Google Music against the competition: is the latecomer any better?
Google Music went out of beta yesterday. "Finally!" - we should add, as competing services such as Apple's iTunes and Amazon's MP3 Stores have been out there for quite a while. With the rollout, Google Music stands on par with the rival offerings. First, let's freshen up your minds about what the service does, though – Google Music allows you to purchase, store, stream and share your music.
It also offers some nice bonuses for its users including free song every day and some exclusive content, but comes with one major drawback – it hasn't signed one of the big four major labels Warner Music, and this means that you wouldn't be able to find artists like Aerosmith, Bee Gees, Michael Buble, Led Zeppelin, Red Hot Chili Peppers and Prince on the Android Market.

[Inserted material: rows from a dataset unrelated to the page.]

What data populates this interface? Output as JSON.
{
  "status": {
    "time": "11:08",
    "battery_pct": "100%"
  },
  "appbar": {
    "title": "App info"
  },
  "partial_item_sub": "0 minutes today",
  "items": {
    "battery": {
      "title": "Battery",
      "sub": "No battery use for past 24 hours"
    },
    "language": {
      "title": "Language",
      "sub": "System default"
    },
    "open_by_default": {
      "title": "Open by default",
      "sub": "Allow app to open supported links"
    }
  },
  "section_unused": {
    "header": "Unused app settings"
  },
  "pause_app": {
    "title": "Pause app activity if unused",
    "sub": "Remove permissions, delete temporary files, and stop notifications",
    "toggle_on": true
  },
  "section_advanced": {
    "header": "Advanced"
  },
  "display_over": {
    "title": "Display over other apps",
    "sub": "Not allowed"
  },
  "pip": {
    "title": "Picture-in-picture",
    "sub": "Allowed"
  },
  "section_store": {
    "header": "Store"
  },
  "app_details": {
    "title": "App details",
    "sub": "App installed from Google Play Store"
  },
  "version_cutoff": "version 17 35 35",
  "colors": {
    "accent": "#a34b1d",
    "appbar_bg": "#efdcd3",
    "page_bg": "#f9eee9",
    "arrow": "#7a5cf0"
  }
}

Oh, and by the way, with Google Music you'll be able to purchase songs directly through the market.
We've looked at closer detail at the service in our dedicated at Google Music and Music store overview, but what we want to focus now is on the differences between the other two big rivals – Apple's iTunes and Amazon's MP3 Store. We've summed up the basic facts about the services in the table below, and while there are some minor aberrations, nothing really strikes us as new and contrasting enough to make you switch from iTunes or the MP3 Store that you're likely already using.
But this doesn't necessarily mean that Google shouldn't have released Google Music because of its lack of novelty – the service fills a gap in Android as an ecosystem, and is more of a statement that Google will take care of music on its mobile OS as well. We should also take into account that each of the services complements best its own platform – iTunes for iOS, Amazon's MP3 Store for the Kindle Fire (other Android tablets benefit as well). So it's about reinforcing the platform.
What Google Music truly differs with is that it's not just about the mobile platform, but also about social, an area where Apple and Amazon are non-present. Sharing songs via Google Music happens through Google+, so partly you could also view the service as competing with Facebook to a certain extent. However, a noteworthy omission on Google's part is the US-only support for the moment.
Finally, we should also say that even out of beta, Google Music still seems like it has a long way to go and will continue evolving with new versions rolling out soon. Check out the table below and let us know: do you really need and will use Google Music? Is it any exciting?